roome for an inordinate affection to
lodge in. Shee knows not how to throw
out her loue-attracting Lures; nor to
expose the glorious beauty of her soule
to shame. A moments staine must not
blemish her state. Shee will not
therefore giue her eye league to wander,
lest it should betray her honour to a
As Michel Foucault points out, the modern soul is the
result of a "certain technology of power over the body,"64 a
duplication of the body similar to that witnessed in the
body of the king as both person and monarch. The modern
soul exists as a reality, functions as corrective power, is
62 Becon, The Catachism, 345.
63 Brathwaite, The English Gentlewoman, 203.
64 Michel Foucault, Discipline and Punish: The Birth of the Prison,
trans. Alan Sheridan (New York: Vintage, 1979) 29.
born out of "methods of punishment, supervision and
constraint."65 The early modern feminine soul still
maintained some of the aspects of the Christian soul,
harking back to the practices of medieval female religious
figures. A woman's piety was inextricably connected to her
morphology. Her exterior bodily manifestations, while less
extreme than her medieval counterpart's, were her soul's
expression of its spiritual condition. But the early
modern female body also began to assimilate some of the
qualities of the Foucauldian modern soul since it was
beginning to be methodologically generated through a bodily
taxonomy in conduct books that became increasingly specific
regarding a woman's feminine gesturology.66 The exterior of
her body became the signifier of not only her spiritual but
also her social status.
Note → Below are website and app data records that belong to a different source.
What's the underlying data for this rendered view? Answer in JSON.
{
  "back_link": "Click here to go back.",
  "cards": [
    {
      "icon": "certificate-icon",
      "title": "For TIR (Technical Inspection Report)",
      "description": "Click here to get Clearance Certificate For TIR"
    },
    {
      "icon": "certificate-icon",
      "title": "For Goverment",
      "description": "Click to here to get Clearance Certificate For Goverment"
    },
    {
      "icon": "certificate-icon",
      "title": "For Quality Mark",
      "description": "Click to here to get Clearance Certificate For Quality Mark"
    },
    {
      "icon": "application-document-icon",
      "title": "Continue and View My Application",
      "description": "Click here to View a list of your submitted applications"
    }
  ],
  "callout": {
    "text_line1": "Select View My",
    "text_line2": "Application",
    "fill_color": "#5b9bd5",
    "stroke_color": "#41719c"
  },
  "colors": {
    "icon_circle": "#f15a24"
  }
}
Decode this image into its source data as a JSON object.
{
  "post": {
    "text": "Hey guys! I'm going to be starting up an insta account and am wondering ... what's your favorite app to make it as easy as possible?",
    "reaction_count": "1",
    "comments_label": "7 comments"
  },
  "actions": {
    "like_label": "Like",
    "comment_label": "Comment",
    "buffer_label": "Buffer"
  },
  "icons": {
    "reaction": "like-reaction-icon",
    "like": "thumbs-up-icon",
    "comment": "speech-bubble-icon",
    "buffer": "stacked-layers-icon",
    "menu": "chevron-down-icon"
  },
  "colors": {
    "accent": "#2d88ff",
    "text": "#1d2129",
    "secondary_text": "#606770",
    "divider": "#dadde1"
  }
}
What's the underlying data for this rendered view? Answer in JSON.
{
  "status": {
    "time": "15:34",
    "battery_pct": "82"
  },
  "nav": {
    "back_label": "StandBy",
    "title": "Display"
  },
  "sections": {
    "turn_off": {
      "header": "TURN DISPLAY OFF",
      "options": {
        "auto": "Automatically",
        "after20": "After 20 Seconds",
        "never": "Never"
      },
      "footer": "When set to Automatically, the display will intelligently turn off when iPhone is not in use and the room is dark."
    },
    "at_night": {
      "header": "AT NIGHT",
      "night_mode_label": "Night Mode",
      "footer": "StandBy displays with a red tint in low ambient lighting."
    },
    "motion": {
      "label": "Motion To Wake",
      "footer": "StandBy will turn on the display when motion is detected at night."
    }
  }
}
While Foucault contends that the
modern soul is imprisoned by the body, I suggest that the
early modern female body was incarcerated by the soul, an
65 Foucault, Discipline & Punish, 29.
66 Foucault, in Discipline & Punish, uses the term "bodily rhetoric," to
describe the "signs" of a seventeenth century soldier (135). I choose
the term "feminine gesturology" for two reasons. First, I wish to
indicate how gestures are meant to indicate gender, not just one's
social ranking. Second, I prefer the term "gesturology," as opposed to
"rhetoric," since it indicates an unspoken language and, more
importantly, the unspeaking of women, a goal of the conduct books.